Retype the records in full, and please keep the pictures out of the copy.
━━━━
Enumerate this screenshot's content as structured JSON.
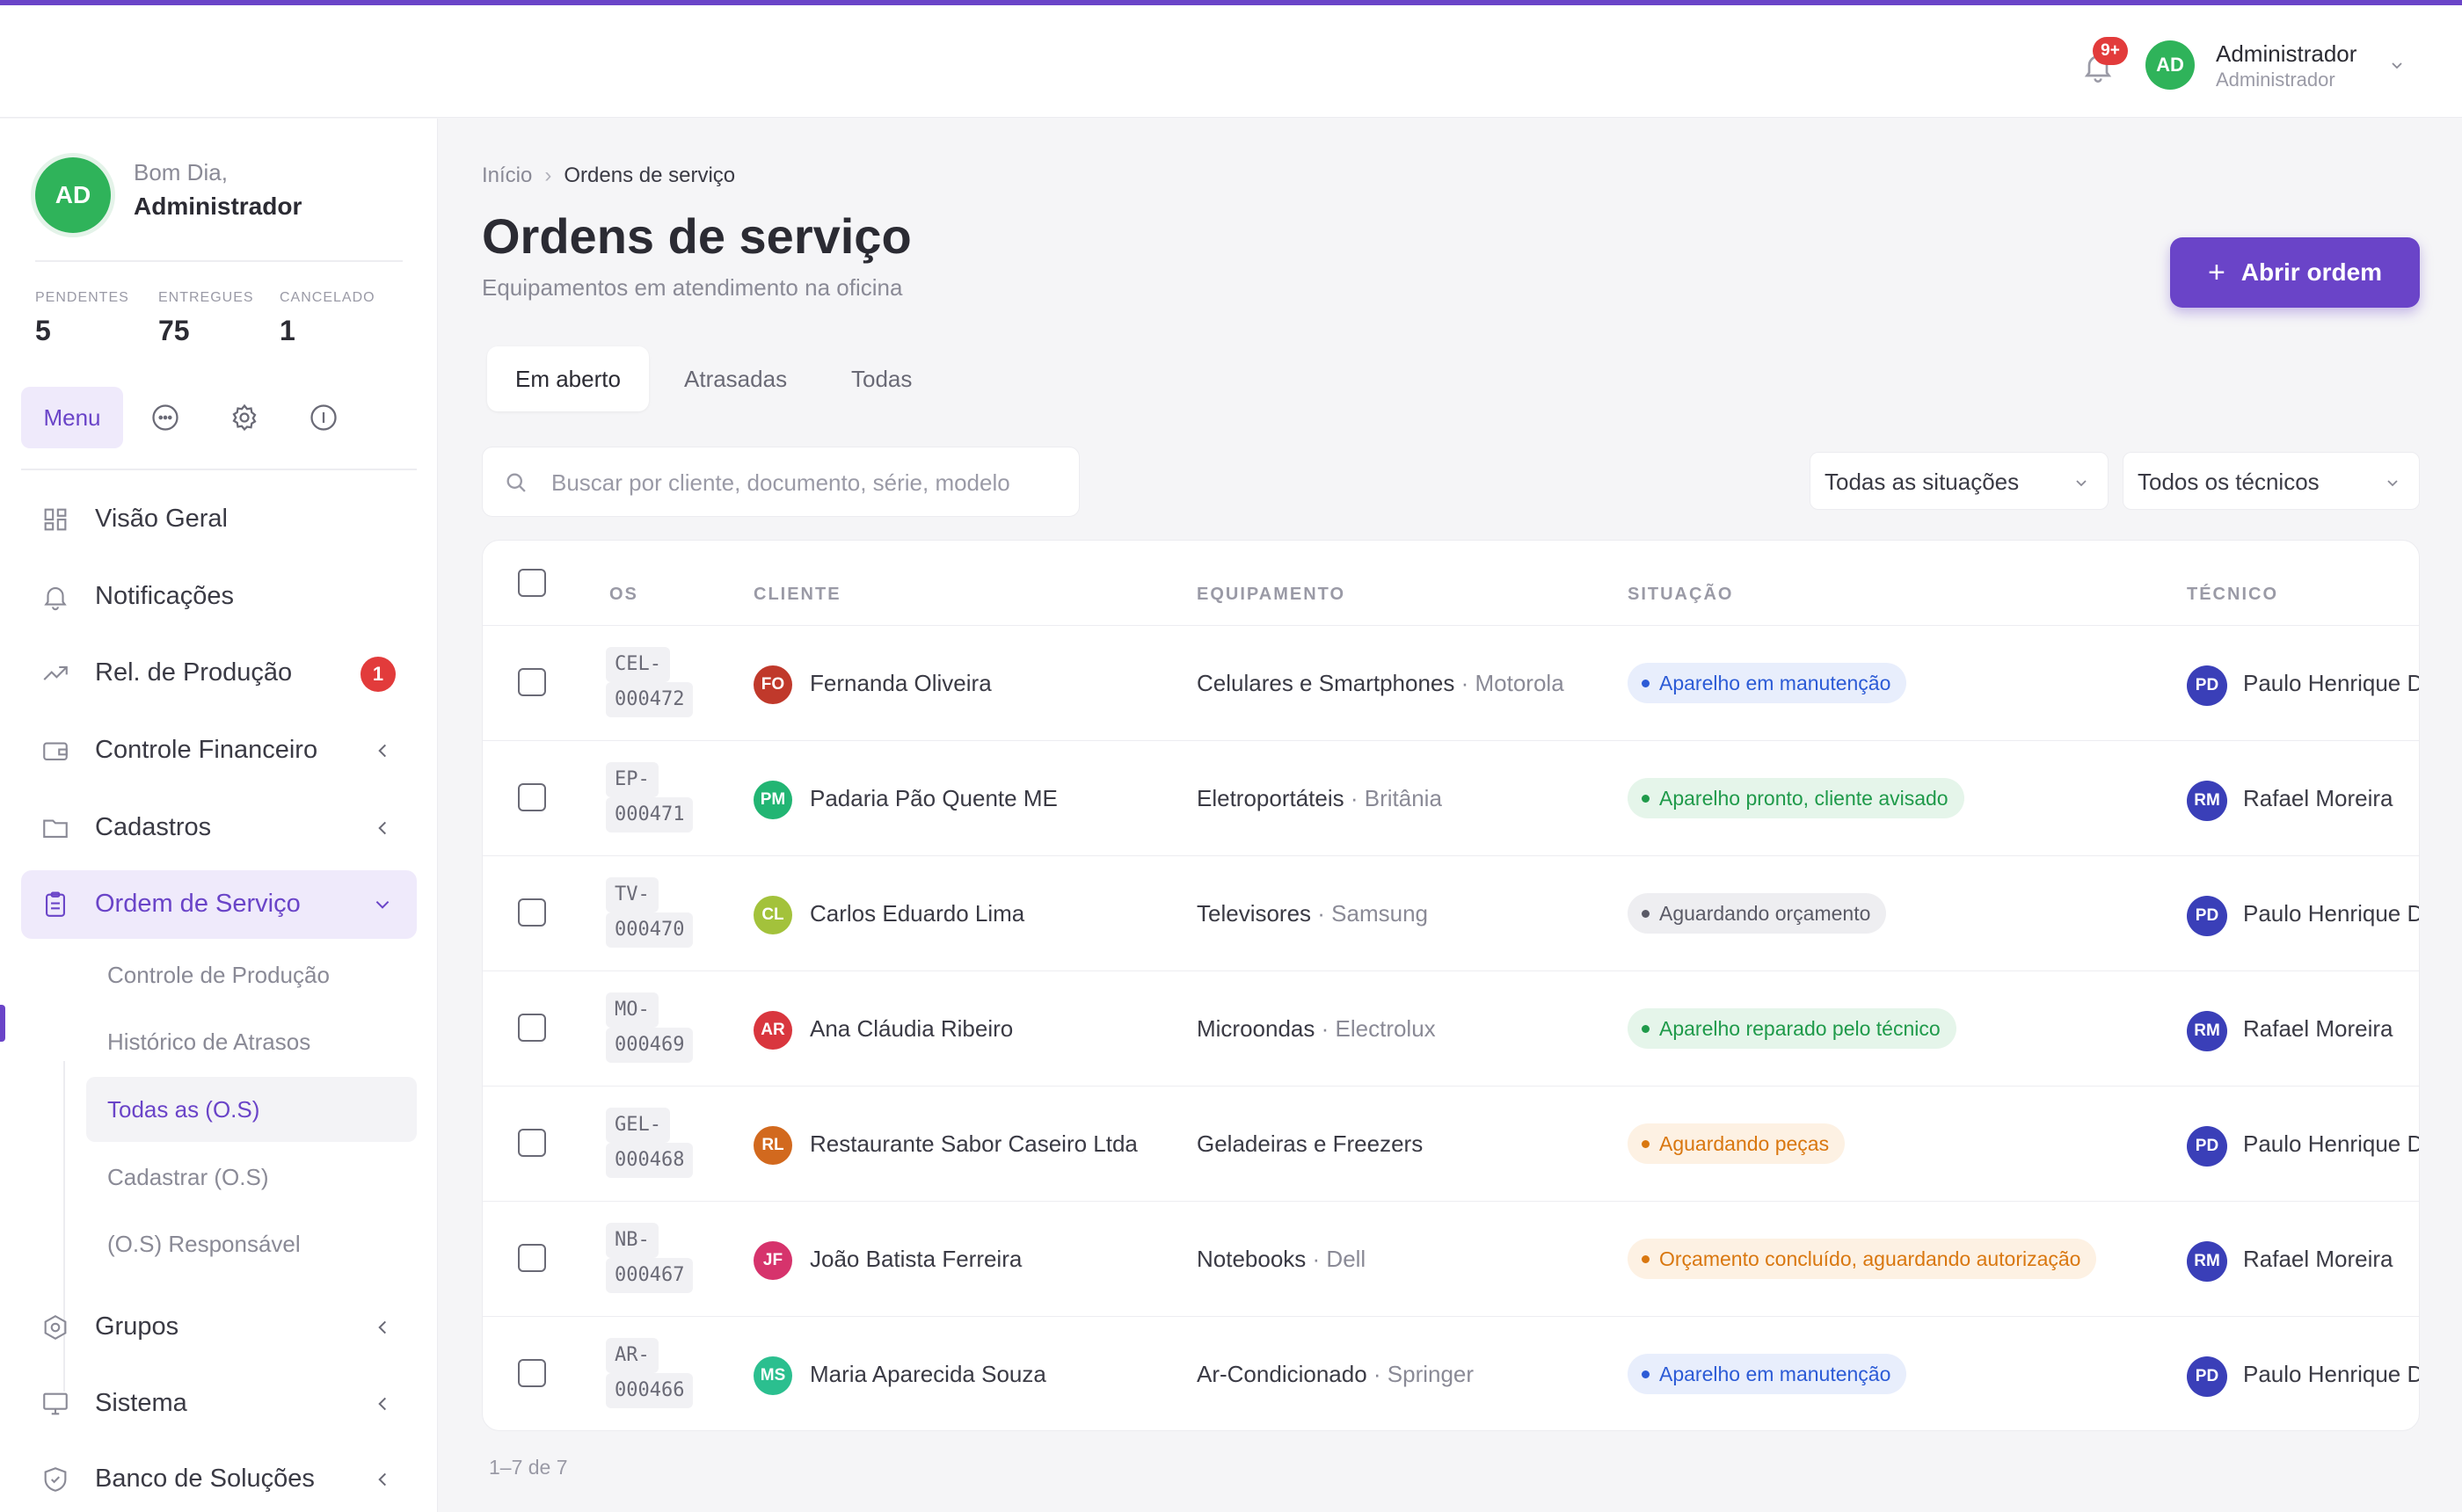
{
  "topbar": {
    "notification_badge": "9+",
    "user_initials": "AD",
    "user_name": "Administrador",
    "user_role": "Administrador"
  },
  "sidebar": {
    "avatar_initials": "AD",
    "greeting": "Bom Dia,",
    "user_name": "Administrador",
    "stats": [
      {
        "label": "PENDENTES",
        "value": "5"
      },
      {
        "label": "ENTREGUES",
        "value": "75"
      },
      {
        "label": "CANCELADO",
        "value": "1"
      }
    ],
    "menu_label": "Menu",
    "nav": [
      {
        "label": "Visão Geral",
        "icon": "grid-icon"
      },
      {
        "label": "Notificações",
        "icon": "bell-icon"
      },
      {
        "label": "Rel. de Produção",
        "icon": "trend-icon",
        "badge": "1"
      },
      {
        "label": "Controle Financeiro",
        "icon": "wallet-icon"
      },
      {
        "label": "Cadastros",
        "icon": "folder-icon"
      },
      {
        "label": "Ordem de Serviço",
        "icon": "clipboard-icon"
      },
      {
        "label": "Grupos",
        "icon": "hexagon-icon"
      },
      {
        "label": "Sistema",
        "icon": "monitor-icon"
      },
      {
        "label": "Banco de Soluções",
        "icon": "shield-icon"
      }
    ],
    "sub_nav": [
      {
        "label": "Controle de Produção"
      },
      {
        "label": "Histórico de Atrasos"
      },
      {
        "label": "Todas as (O.S)"
      },
      {
        "label": "Cadastrar (O.S)"
      },
      {
        "label": "(O.S) Responsável"
      }
    ]
  },
  "main": {
    "breadcrumb": {
      "home": "Início",
      "current": "Ordens de serviço"
    },
    "title": "Ordens de serviço",
    "subtitle": "Equipamentos em atendimento na oficina",
    "open_button": "Abrir ordem",
    "tabs": [
      {
        "label": "Em aberto"
      },
      {
        "label": "Atrasadas"
      },
      {
        "label": "Todas"
      }
    ],
    "search_placeholder": "Buscar por cliente, documento, série, modelo",
    "filter_status": "Todas as situações",
    "filter_tech": "Todos os técnicos",
    "columns": {
      "os": "OS",
      "client": "CLIENTE",
      "equipment": "EQUIPAMENTO",
      "status": "SITUAÇÃO",
      "tech": "TÉCNICO"
    },
    "rows": [
      {
        "os1": "CEL-",
        "os2": "000472",
        "initials": "FO",
        "avatar_color": "#c0392b",
        "client": "Fernanda Oliveira",
        "equipment": "Celulares e Smartphones",
        "brand": " · Motorola",
        "status": "Aparelho em manutenção",
        "status_kind": "blue",
        "tech_initials": "PD",
        "tech": "Paulo Henrique Dias"
      },
      {
        "os1": "EP-",
        "os2": "000471",
        "initials": "PM",
        "avatar_color": "#22b573",
        "client": "Padaria Pão Quente ME",
        "equipment": "Eletroportáteis",
        "brand": " · Britânia",
        "status": "Aparelho pronto, cliente avisado",
        "status_kind": "green",
        "tech_initials": "RM",
        "tech": "Rafael Moreira"
      },
      {
        "os1": "TV-",
        "os2": "000470",
        "initials": "CL",
        "avatar_color": "#a3c23b",
        "client": "Carlos Eduardo Lima",
        "equipment": "Televisores",
        "brand": " · Samsung",
        "status": "Aguardando orçamento",
        "status_kind": "gray",
        "tech_initials": "PD",
        "tech": "Paulo Henrique Dias"
      },
      {
        "os1": "MO-",
        "os2": "000469",
        "initials": "AR",
        "avatar_color": "#d9363e",
        "client": "Ana Cláudia Ribeiro",
        "equipment": "Microondas",
        "brand": " · Electrolux",
        "status": "Aparelho reparado pelo técnico",
        "status_kind": "green",
        "tech_initials": "RM",
        "tech": "Rafael Moreira"
      },
      {
        "os1": "GEL-",
        "os2": "000468",
        "initials": "RL",
        "avatar_color": "#d2691e",
        "client": "Restaurante Sabor Caseiro Ltda",
        "equipment": "Geladeiras e Freezers",
        "brand": "",
        "status": "Aguardando peças",
        "status_kind": "orange",
        "tech_initials": "PD",
        "tech": "Paulo Henrique Dias"
      },
      {
        "os1": "NB-",
        "os2": "000467",
        "initials": "JF",
        "avatar_color": "#d6336c",
        "client": "João Batista Ferreira",
        "equipment": "Notebooks",
        "brand": " · Dell",
        "status": "Orçamento concluído, aguardando autorização",
        "status_kind": "orange",
        "tech_initials": "RM",
        "tech": "Rafael Moreira"
      },
      {
        "os1": "AR-",
        "os2": "000466",
        "initials": "MS",
        "avatar_color": "#2bbf8f",
        "client": "Maria Aparecida Souza",
        "equipment": "Ar-Condicionado",
        "brand": " · Springer",
        "status": "Aparelho em manutenção",
        "status_kind": "blue",
        "tech_initials": "PD",
        "tech": "Paulo Henrique Dias"
      }
    ],
    "pagination": "1–7 de 7"
  }
}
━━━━
Answer to this task
Enumerate this screenshot's content as structured JSON.
{
  "topbar": {
    "notification_badge": "9+",
    "user_initials": "AD",
    "user_name": "Administrador",
    "user_role": "Administrador"
  },
  "sidebar": {
    "avatar_initials": "AD",
    "greeting": "Bom Dia,",
    "user_name": "Administrador",
    "stats": [
      {
        "label": "PENDENTES",
        "value": "5"
      },
      {
        "label": "ENTREGUES",
        "value": "75"
      },
      {
        "label": "CANCELADO",
        "value": "1"
      }
    ],
    "menu_label": "Menu",
    "nav": [
      {
        "label": "Visão Geral",
        "icon": "grid-icon"
      },
      {
        "label": "Notificações",
        "icon": "bell-icon"
      },
      {
        "label": "Rel. de Produção",
        "icon": "trend-icon",
        "badge": "1"
      },
      {
        "label": "Controle Financeiro",
        "icon": "wallet-icon"
      },
      {
        "label": "Cadastros",
        "icon": "folder-icon"
      },
      {
        "label": "Ordem de Serviço",
        "icon": "clipboard-icon"
      },
      {
        "label": "Grupos",
        "icon": "hexagon-icon"
      },
      {
        "label": "Sistema",
        "icon": "monitor-icon"
      },
      {
        "label": "Banco de Soluções",
        "icon": "shield-icon"
      }
    ],
    "sub_nav": [
      {
        "label": "Controle de Produção"
      },
      {
        "label": "Histórico de Atrasos"
      },
      {
        "label": "Todas as (O.S)"
      },
      {
        "label": "Cadastrar (O.S)"
      },
      {
        "label": "(O.S) Responsável"
      }
    ]
  },
  "main": {
    "breadcrumb": {
      "home": "Início",
      "current": "Ordens de serviço"
    },
    "title": "Ordens de serviço",
    "subtitle": "Equipamentos em atendimento na oficina",
    "open_button": "Abrir ordem",
    "tabs": [
      {
        "label": "Em aberto"
      },
      {
        "label": "Atrasadas"
      },
      {
        "label": "Todas"
      }
    ],
    "search_placeholder": "Buscar por cliente, documento, série, modelo",
    "filter_status": "Todas as situações",
    "filter_tech": "Todos os técnicos",
    "columns": {
      "os": "OS",
      "client": "CLIENTE",
      "equipment": "EQUIPAMENTO",
      "status": "SITUAÇÃO",
      "tech": "TÉCNICO"
    },
    "rows": [
      {
        "os1": "CEL-",
        "os2": "000472",
        "initials": "FO",
        "avatar_color": "#c0392b",
        "client": "Fernanda Oliveira",
        "equipment": "Celulares e Smartphones",
        "brand": " · Motorola",
        "status": "Aparelho em manutenção",
        "status_kind": "blue",
        "tech_initials": "PD",
        "tech": "Paulo Henrique Dias"
      },
      {
        "os1": "EP-",
        "os2": "000471",
        "initials": "PM",
        "avatar_color": "#22b573",
        "client": "Padaria Pão Quente ME",
        "equipment": "Eletroportáteis",
        "brand": " · Britânia",
        "status": "Aparelho pronto, cliente avisado",
        "status_kind": "green",
        "tech_initials": "RM",
        "tech": "Rafael Moreira"
      },
      {
        "os1": "TV-",
        "os2": "000470",
        "initials": "CL",
        "avatar_color": "#a3c23b",
        "client": "Carlos Eduardo Lima",
        "equipment": "Televisores",
        "brand": " · Samsung",
        "status": "Aguardando orçamento",
        "status_kind": "gray",
        "tech_initials": "PD",
        "tech": "Paulo Henrique Dias"
      },
      {
        "os1": "MO-",
        "os2": "000469",
        "initials": "AR",
        "avatar_color": "#d9363e",
        "client": "Ana Cláudia Ribeiro",
        "equipment": "Microondas",
        "brand": " · Electrolux",
        "status": "Aparelho reparado pelo técnico",
        "status_kind": "green",
        "tech_initials": "RM",
        "tech": "Rafael Moreira"
      },
      {
        "os1": "GEL-",
        "os2": "000468",
        "initials": "RL",
        "avatar_color": "#d2691e",
        "client": "Restaurante Sabor Caseiro Ltda",
        "equipment": "Geladeiras e Freezers",
        "brand": "",
        "status": "Aguardando peças",
        "status_kind": "orange",
        "tech_initials": "PD",
        "tech": "Paulo Henrique Dias"
      },
      {
        "os1": "NB-",
        "os2": "000467",
        "initials": "JF",
        "avatar_color": "#d6336c",
        "client": "João Batista Ferreira",
        "equipment": "Notebooks",
        "brand": " · Dell",
        "status": "Orçamento concluído, aguardando autorização",
        "status_kind": "orange",
        "tech_initials": "RM",
        "tech": "Rafael Moreira"
      },
      {
        "os1": "AR-",
        "os2": "000466",
        "initials": "MS",
        "avatar_color": "#2bbf8f",
        "client": "Maria Aparecida Souza",
        "equipment": "Ar-Condicionado",
        "brand": " · Springer",
        "status": "Aparelho em manutenção",
        "status_kind": "blue",
        "tech_initials": "PD",
        "tech": "Paulo Henrique Dias"
      }
    ],
    "pagination": "1–7 de 7"
  }
}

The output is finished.